▶ _EXERCISE BRIEF_:
Please repeat exactly the lines from the one containing "Transcribe this image's" through the last line of the records, both included, and nothing else, leaving out any pictures.

▶ _EXERCISE MATERIALS_:
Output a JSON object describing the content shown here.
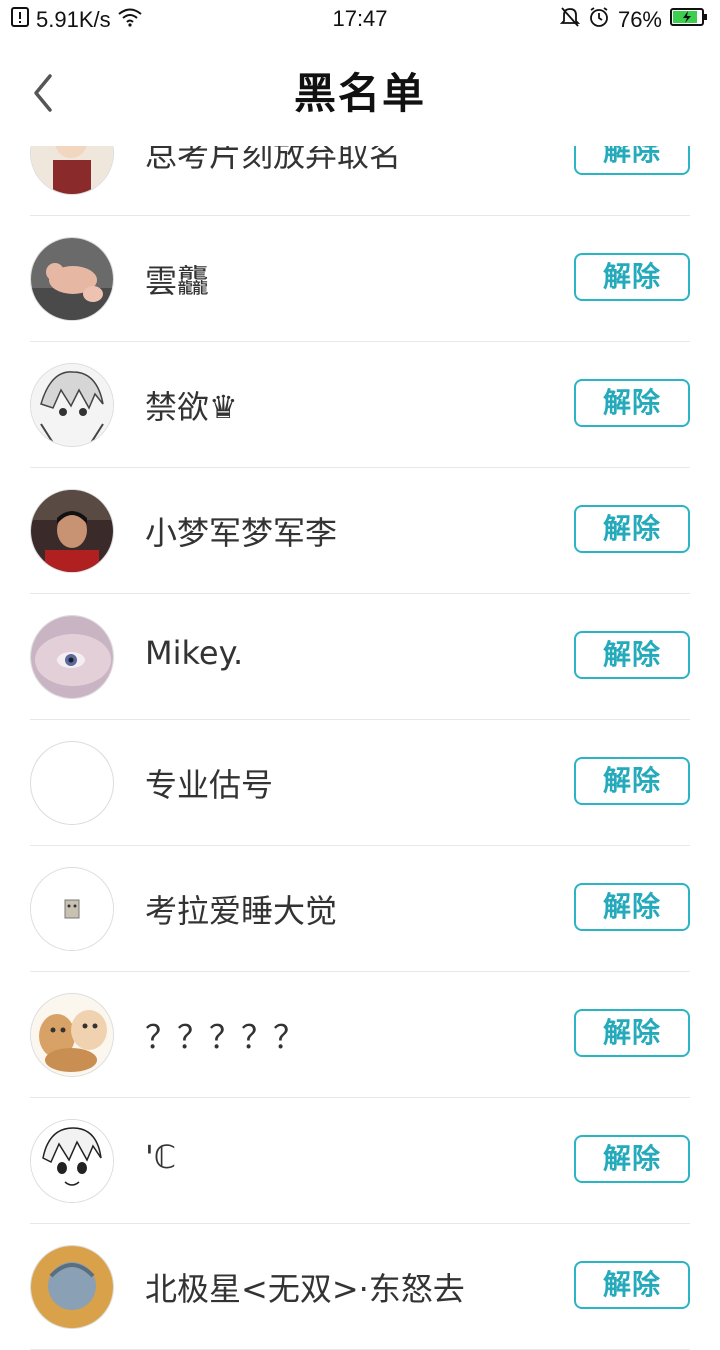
{
  "status_bar": {
    "net_speed": "5.91K/s",
    "time": "17:47",
    "battery": "76%",
    "icons": [
      "notification-icon",
      "wifi-icon",
      "mute-icon",
      "alarm-icon",
      "battery-icon"
    ]
  },
  "header": {
    "title": "黑名单",
    "back_icon": "back-chevron-icon"
  },
  "colors": {
    "accent": "#2bb4c4",
    "divider": "#e8e8e8"
  },
  "blocklist": {
    "items": [
      {
        "name": "总考片刻放弃取名",
        "button": "解除"
      },
      {
        "name": "雲龘",
        "button": "解除"
      },
      {
        "name": "禁欲♛",
        "button": "解除"
      },
      {
        "name": "小梦军梦军李",
        "button": "解除"
      },
      {
        "name": "Mikey.",
        "button": "解除"
      },
      {
        "name": "专业估号",
        "button": "解除"
      },
      {
        "name": "考拉爱睡大觉",
        "button": "解除"
      },
      {
        "name": "？？？？？",
        "button": "解除"
      },
      {
        "name": "'ℂ",
        "button": "解除"
      },
      {
        "name": "北极星<无双>·东怒去",
        "button": "解除"
      }
    ]
  }
}
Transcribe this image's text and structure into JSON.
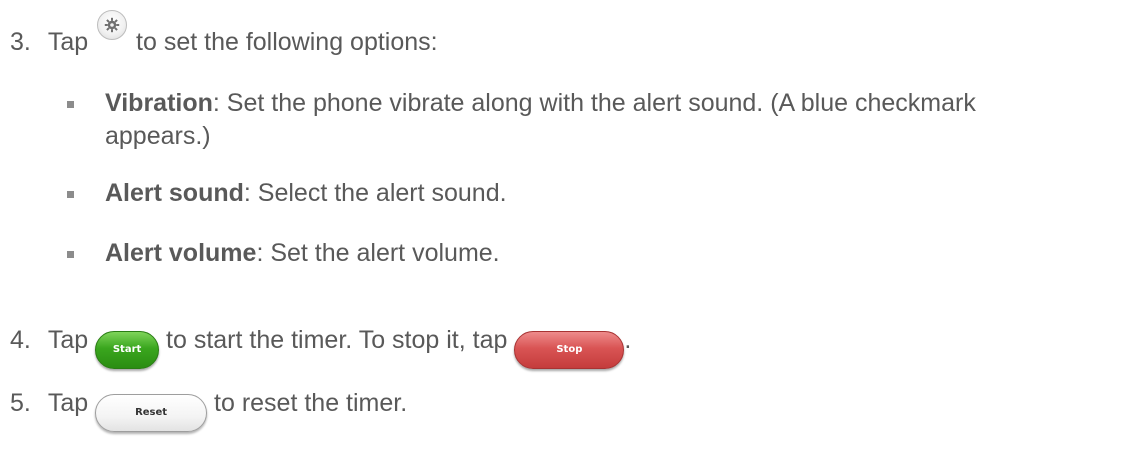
{
  "step3": {
    "number": "3.",
    "before": "Tap",
    "after": "to set the following options:",
    "icon": "gear-icon"
  },
  "options": [
    {
      "term": "Vibration",
      "text": ": Set the phone vibrate along with the alert sound. (A blue checkmark",
      "text2": "appears.)"
    },
    {
      "term": "Alert sound",
      "text": ": Select the alert sound."
    },
    {
      "term": "Alert volume",
      "text": ": Set the alert volume."
    }
  ],
  "step4": {
    "number": "4.",
    "before": "Tap",
    "middle": "to start the timer. To stop it, tap",
    "after": ".",
    "start_label": "Start",
    "stop_label": "Stop"
  },
  "step5": {
    "number": "5.",
    "before": "Tap",
    "after": "to reset the timer.",
    "reset_label": "Reset"
  },
  "colors": {
    "text": "#595959",
    "start_button": "#3aa61e",
    "stop_button": "#d95454",
    "reset_button": "#f4f4f4"
  }
}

▶ _SOLUTION TO THE PROBLEM_:
Transcribe this image's text and structure into JSON.
{
  "step3": {
    "number": "3.",
    "before": "Tap",
    "after": "to set the following options:",
    "icon": "gear-icon"
  },
  "options": [
    {
      "term": "Vibration",
      "text": ": Set the phone vibrate along with the alert sound. (A blue checkmark",
      "text2": "appears.)"
    },
    {
      "term": "Alert sound",
      "text": ": Select the alert sound."
    },
    {
      "term": "Alert volume",
      "text": ": Set the alert volume."
    }
  ],
  "step4": {
    "number": "4.",
    "before": "Tap",
    "middle": "to start the timer. To stop it, tap",
    "after": ".",
    "start_label": "Start",
    "stop_label": "Stop"
  },
  "step5": {
    "number": "5.",
    "before": "Tap",
    "after": "to reset the timer.",
    "reset_label": "Reset"
  },
  "colors": {
    "text": "#595959",
    "start_button": "#3aa61e",
    "stop_button": "#d95454",
    "reset_button": "#f4f4f4"
  }
}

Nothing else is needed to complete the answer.